I have come across a few California cases that I thought you might find interesting.
The amount listed in the declarations for “actual cash value” is a limit and does not create a “valued” property policy.
In the case of George v. Automobile Club of Southern California ((2011) 201 Cal.App.4th 431), the Court of Appeal found that pursuant to Insurance Code section 410, a property policy is either “open” or “valued.” Pursuant to Insurance Code section 411, an “open” policy is “one in which the value of the subject matter is not agreed upon, but is left to be ascertained in case of loss.” In contrast, pursuant to Insurance Code section 412, a “valued” policy is “one which expresses on its face an agreement that the thing insured shall be valued at a specified sum.” The appellate court held that the insured’s interpretation of the policy was inconsistent with the language of the policy’s loss payment cause, which provided for payment “up to” the limit. The Court further noted that the insured’s interpretation was inconsistent with the fact that the policy contained an appraisal clause, which provided a procedure for resolving disputes about value in the event of a total loss.
Domestic water backup or overflow exclusion enforced.

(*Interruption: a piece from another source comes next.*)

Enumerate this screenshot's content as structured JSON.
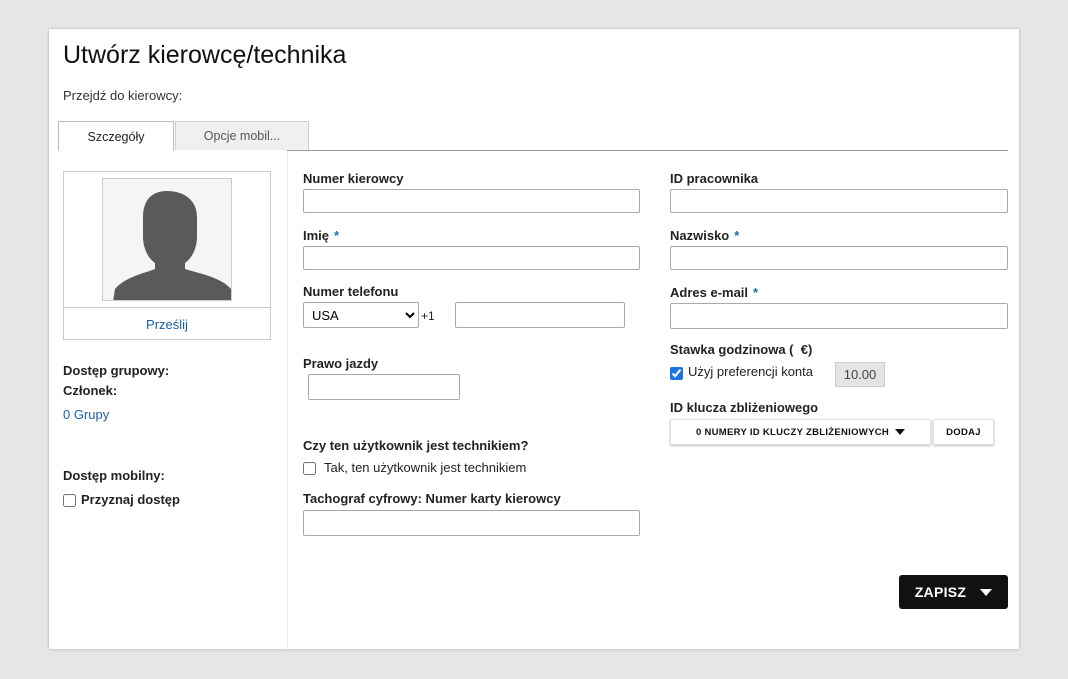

In Cardio Diagnostic Imaging, Inc. v. Farmers Insurance Exchange (2012) W.L. 6619029, the appellate court held that the policy exclusion for water that “backs up or overflows from a sewer, drain or sump” unambiguously applied to damage caused by water that overflowed from a toilet in a third floor suite, occupied by a third party, and leaked into the first floor suite occupied by the insured. The loss was the result of a blockage in the sewer line, approximately 20 to 40 feet below the toilet, which prevented excess water in the toilet from draining into the sewer after the intake mechanism in the toilet failed to shut off. In order for the exclusion to apply, it was not necessary for the water to have come from inside the sewer or drain because the policy expressly excluded water that “backs up or overflows” from a sewer or drain. Even though the water that overflowed came from the toilet, the toilet was attached to a drain, and the undisputed cause of the overflow was a blockage in the sewer line below.
A property insurer must promptly object to late notice of claim, and must establish substantial prejudice from failure to submit to a sworn proof of loss.
In Henderson v. Farmers Group, Inc. ((2012) 210 Cal.App.4th 459), the appellate court found that the insured had waited nine months to report a loss and noted that Insurance Code section 450 provides in part, as follows: “In case of loss upon an insurance against fire, an insurer is exonerated if notice thereof is not given to him without unnecessary delay…” The appellate court held that even though Farmers had sustained substantial prejudice because of the delay, it had waived the defense. In reaching this conclusion, the appellate court relied upon Insurance Code section 554 which provides, in part, that: “delay in the presentation… of notice… of loss is waived, if [the insurer] omits to make objection promptly and specifically upon that ground.” The appellate court also found that while the insured failed to submit a proof of loss within 60 days, the failure to submit the proof of loss had not caused substantial prejudice to Farmers. This was supported by the fact that Farmers admitted that it had based its determination of damage (or lack thereof) on the findings of the industrial hygienist that Farmers had retained.
Please note, however, that the California Supreme Court has granted review of this case which decertifies this opinion.